Page and application data records:
----

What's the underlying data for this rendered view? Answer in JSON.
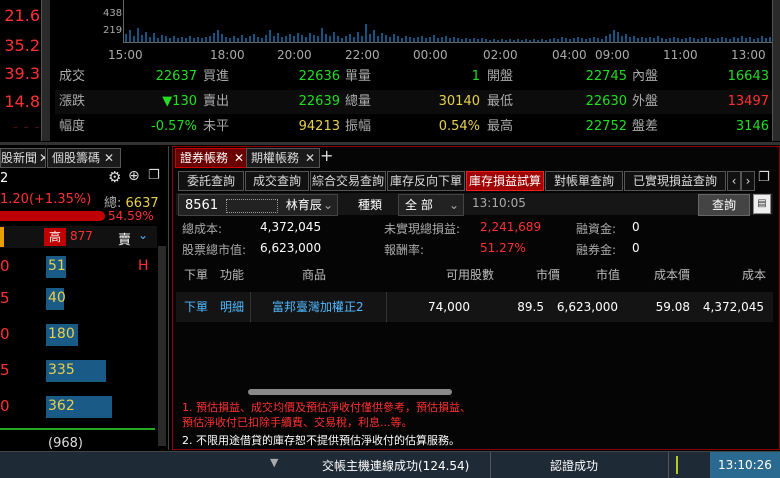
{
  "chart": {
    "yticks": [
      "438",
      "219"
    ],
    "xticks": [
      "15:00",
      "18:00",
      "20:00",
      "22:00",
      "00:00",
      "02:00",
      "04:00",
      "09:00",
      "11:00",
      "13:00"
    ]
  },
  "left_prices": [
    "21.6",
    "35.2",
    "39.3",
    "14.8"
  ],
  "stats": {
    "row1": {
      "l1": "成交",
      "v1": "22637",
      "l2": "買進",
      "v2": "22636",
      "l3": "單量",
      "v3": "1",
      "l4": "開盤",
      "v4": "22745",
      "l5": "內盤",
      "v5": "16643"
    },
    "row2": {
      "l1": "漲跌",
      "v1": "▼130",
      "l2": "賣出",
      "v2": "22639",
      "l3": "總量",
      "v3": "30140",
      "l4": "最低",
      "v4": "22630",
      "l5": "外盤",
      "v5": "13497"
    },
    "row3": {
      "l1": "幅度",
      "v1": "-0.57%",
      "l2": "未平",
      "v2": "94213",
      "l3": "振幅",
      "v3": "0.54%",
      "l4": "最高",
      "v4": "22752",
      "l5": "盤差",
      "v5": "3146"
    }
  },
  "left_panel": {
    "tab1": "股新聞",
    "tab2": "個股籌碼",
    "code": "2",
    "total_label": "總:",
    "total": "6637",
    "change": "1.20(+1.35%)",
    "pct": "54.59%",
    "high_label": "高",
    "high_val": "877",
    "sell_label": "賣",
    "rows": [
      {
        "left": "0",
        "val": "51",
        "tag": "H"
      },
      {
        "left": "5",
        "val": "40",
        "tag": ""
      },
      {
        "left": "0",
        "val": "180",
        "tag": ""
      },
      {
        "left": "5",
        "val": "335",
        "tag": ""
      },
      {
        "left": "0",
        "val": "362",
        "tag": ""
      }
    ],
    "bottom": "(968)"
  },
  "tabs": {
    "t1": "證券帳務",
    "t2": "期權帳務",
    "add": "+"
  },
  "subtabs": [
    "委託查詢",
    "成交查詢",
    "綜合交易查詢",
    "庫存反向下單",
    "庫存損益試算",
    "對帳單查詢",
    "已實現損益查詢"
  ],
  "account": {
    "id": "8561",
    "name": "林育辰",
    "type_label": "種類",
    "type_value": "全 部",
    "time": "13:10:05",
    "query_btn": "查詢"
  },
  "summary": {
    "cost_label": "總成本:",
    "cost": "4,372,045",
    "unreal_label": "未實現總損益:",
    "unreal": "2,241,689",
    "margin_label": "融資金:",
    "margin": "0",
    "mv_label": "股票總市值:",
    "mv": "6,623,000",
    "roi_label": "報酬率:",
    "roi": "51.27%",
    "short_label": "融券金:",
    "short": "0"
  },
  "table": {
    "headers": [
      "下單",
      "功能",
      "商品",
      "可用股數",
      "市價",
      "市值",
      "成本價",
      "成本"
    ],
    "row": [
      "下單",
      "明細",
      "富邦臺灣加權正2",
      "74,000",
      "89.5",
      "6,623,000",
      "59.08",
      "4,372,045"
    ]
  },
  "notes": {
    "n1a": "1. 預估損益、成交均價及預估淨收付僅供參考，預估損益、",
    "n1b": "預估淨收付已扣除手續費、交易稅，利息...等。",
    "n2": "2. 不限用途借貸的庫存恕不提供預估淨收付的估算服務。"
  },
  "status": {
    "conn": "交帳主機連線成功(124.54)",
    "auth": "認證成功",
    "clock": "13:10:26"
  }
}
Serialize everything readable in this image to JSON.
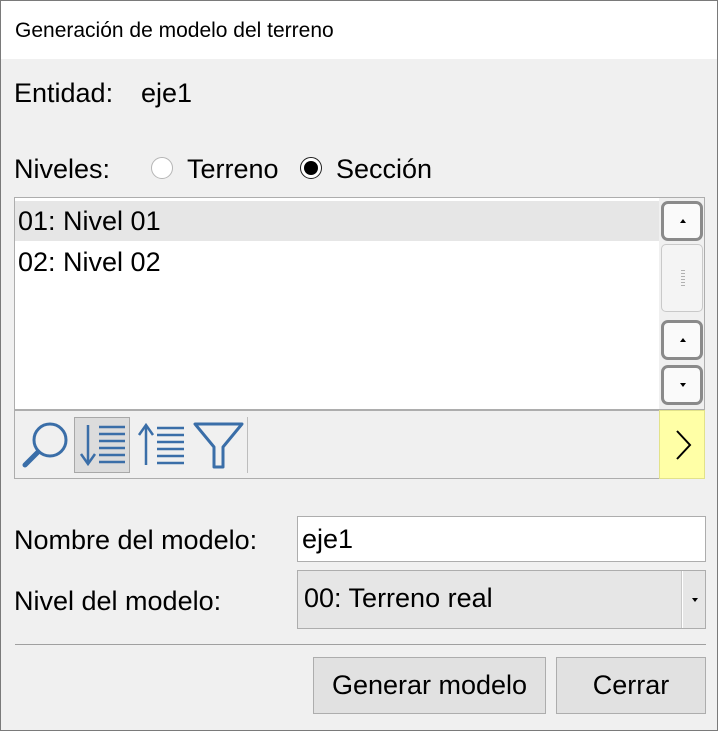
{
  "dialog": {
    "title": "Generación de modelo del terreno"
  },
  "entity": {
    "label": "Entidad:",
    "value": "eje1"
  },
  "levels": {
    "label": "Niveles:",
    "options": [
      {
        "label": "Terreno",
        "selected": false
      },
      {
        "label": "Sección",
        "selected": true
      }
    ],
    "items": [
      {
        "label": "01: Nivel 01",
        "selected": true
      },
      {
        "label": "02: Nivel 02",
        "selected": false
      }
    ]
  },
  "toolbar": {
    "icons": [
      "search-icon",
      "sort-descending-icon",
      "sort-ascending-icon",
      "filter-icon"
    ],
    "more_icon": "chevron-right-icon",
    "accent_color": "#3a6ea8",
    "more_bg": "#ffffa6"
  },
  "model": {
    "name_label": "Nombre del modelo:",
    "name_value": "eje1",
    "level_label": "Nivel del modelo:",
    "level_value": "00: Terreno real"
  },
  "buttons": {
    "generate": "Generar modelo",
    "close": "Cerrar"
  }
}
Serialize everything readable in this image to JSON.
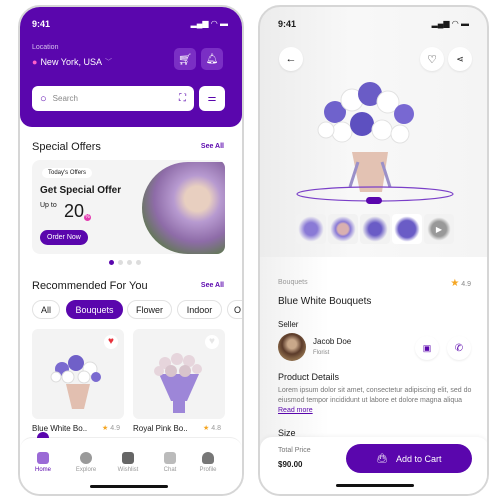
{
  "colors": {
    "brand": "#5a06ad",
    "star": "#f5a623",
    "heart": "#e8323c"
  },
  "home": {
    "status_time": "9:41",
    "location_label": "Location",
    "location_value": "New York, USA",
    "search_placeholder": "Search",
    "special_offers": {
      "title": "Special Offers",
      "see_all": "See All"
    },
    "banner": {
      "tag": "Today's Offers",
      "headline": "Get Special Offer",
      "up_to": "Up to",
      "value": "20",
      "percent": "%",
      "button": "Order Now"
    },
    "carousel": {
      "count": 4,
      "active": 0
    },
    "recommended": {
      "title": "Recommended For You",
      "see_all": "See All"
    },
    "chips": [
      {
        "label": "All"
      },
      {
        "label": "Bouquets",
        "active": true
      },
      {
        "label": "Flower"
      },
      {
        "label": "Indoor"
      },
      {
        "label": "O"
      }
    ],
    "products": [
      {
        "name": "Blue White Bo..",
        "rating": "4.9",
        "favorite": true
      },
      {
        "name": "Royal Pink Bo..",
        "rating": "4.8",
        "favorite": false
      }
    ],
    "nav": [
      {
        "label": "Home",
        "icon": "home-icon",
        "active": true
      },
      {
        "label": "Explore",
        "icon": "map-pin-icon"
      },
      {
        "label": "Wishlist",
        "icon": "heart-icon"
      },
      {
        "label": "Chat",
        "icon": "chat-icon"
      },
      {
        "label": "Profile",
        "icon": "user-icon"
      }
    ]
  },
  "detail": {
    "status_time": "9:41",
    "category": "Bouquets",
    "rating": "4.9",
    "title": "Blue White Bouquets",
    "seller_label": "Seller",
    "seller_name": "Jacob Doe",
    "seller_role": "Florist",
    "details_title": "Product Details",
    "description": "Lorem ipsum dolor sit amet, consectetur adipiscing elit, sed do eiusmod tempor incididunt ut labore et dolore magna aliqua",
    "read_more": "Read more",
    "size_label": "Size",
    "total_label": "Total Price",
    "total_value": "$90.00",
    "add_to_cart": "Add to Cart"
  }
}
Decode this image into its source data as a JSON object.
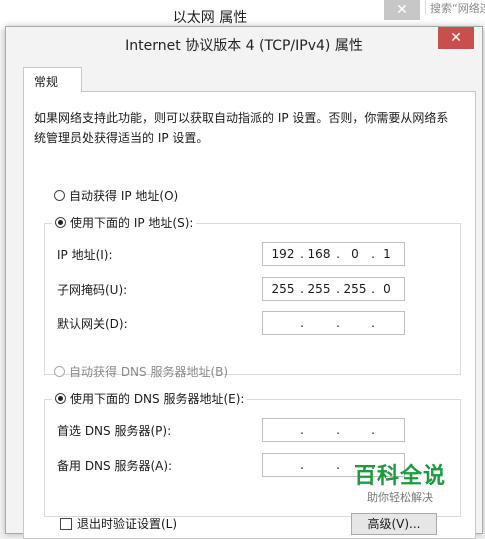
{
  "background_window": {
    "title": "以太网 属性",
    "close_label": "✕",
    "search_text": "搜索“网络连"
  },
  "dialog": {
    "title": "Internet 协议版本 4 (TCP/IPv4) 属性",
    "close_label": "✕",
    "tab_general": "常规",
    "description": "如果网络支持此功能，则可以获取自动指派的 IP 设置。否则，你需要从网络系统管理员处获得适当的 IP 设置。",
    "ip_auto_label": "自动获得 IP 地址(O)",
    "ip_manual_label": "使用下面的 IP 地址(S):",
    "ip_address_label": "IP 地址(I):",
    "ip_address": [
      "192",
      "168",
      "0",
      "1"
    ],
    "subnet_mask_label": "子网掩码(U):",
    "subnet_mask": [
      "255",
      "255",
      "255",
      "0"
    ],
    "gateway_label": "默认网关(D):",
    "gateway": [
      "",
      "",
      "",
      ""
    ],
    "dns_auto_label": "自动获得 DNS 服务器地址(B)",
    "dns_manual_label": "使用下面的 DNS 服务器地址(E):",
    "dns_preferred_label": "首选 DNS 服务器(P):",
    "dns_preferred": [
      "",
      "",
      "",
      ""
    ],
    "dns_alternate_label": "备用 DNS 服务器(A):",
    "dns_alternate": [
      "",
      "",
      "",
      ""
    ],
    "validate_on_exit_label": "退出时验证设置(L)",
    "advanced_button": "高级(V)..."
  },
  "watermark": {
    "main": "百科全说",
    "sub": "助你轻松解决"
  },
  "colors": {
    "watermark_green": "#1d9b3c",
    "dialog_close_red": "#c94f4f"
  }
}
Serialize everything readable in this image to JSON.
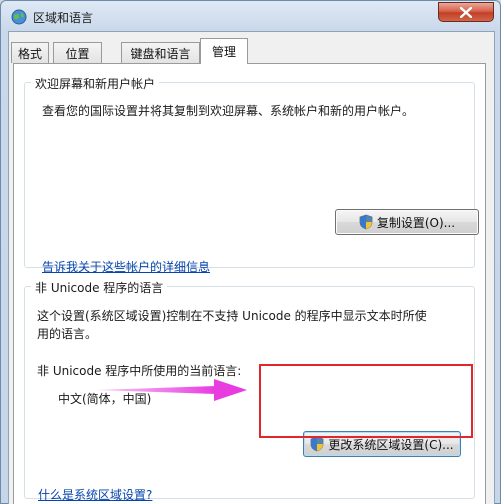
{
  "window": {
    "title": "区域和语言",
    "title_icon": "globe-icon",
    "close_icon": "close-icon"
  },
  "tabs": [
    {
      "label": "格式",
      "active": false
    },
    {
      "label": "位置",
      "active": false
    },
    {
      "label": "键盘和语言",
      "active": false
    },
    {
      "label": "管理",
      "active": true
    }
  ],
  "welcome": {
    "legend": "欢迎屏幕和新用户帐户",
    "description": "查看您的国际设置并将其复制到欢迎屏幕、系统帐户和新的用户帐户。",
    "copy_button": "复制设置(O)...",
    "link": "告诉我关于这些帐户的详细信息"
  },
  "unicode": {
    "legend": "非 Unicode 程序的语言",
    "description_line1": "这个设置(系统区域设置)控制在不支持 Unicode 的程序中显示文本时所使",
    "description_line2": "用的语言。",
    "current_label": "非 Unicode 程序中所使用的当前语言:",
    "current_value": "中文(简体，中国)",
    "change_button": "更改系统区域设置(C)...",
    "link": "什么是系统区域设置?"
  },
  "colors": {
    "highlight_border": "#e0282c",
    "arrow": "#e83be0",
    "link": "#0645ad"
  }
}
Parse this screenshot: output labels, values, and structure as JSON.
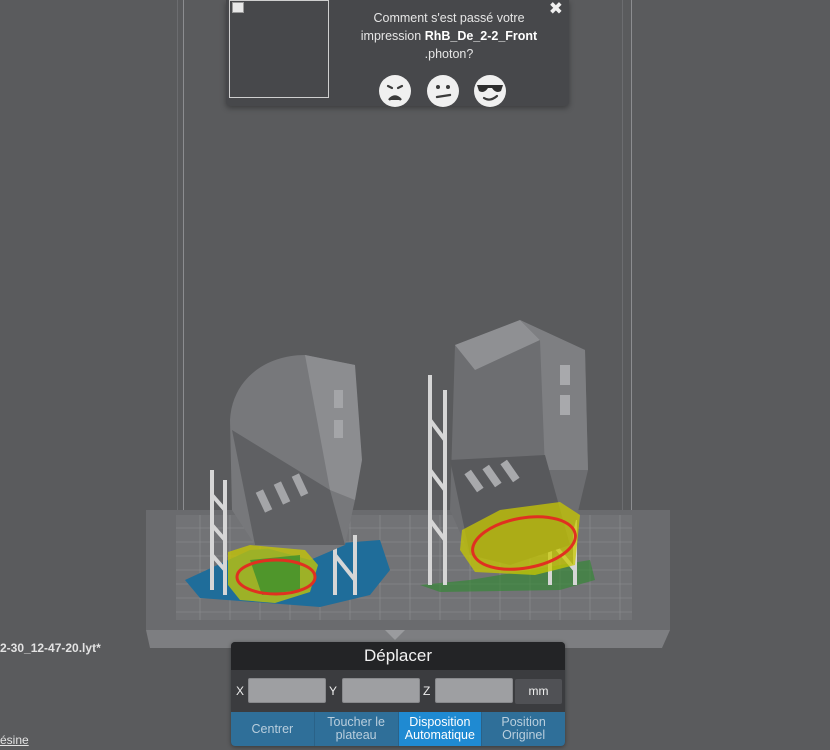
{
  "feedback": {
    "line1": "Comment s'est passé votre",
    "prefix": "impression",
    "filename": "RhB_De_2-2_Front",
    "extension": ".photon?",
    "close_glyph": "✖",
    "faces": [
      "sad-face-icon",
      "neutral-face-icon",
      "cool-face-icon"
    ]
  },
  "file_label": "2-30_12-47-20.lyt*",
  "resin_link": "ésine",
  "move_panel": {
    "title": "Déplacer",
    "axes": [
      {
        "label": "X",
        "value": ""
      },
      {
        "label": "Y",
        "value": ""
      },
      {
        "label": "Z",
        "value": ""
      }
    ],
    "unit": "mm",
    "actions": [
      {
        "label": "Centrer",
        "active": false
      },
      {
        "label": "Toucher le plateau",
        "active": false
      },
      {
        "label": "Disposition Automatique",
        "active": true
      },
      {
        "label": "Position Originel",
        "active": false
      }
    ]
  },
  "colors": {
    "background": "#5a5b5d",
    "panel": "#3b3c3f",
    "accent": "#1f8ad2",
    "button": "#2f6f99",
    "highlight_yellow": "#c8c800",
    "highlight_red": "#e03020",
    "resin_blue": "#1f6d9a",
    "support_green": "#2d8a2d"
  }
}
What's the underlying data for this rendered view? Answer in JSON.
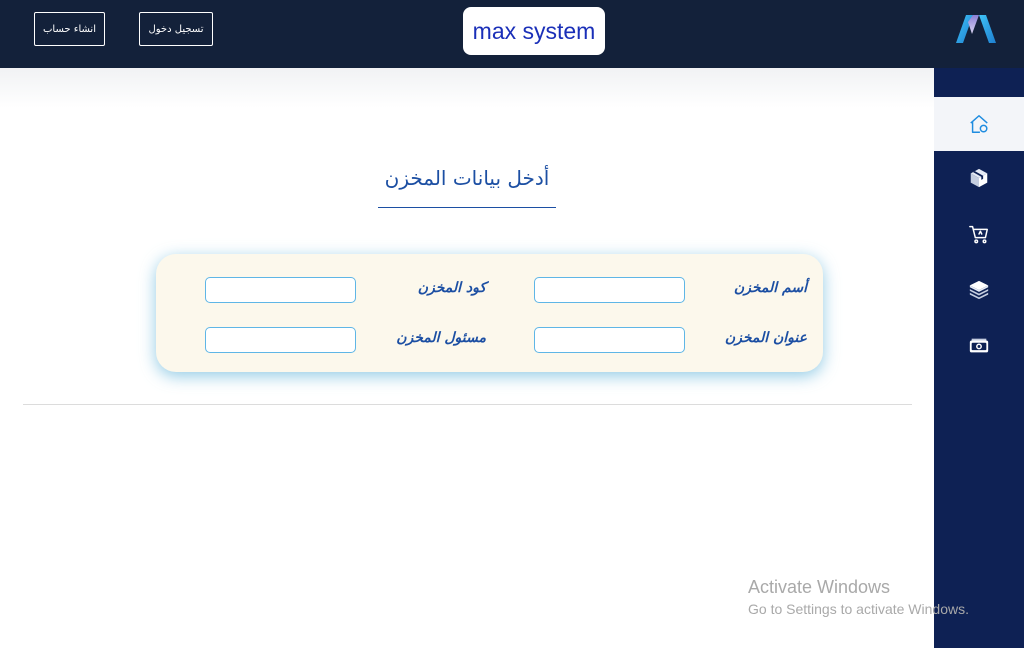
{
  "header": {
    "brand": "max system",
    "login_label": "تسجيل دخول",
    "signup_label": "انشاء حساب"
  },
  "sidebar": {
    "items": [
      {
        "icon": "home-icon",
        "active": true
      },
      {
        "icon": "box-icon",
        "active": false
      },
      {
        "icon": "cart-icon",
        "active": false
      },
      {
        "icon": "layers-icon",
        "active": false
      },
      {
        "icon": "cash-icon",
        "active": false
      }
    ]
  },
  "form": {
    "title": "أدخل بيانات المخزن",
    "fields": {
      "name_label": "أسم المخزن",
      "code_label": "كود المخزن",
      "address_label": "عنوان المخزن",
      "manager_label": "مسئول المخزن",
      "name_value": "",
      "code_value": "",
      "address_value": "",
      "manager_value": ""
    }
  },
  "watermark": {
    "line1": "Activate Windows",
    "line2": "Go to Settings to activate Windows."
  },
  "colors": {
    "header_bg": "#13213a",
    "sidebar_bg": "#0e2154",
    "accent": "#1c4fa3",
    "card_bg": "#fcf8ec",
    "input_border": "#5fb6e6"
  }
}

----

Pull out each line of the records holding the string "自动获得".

    "ip_auto_label": "自动获得 IP 地址(O)",
    "dns_auto_label": "自动获得 DNS 服务器地址(B)",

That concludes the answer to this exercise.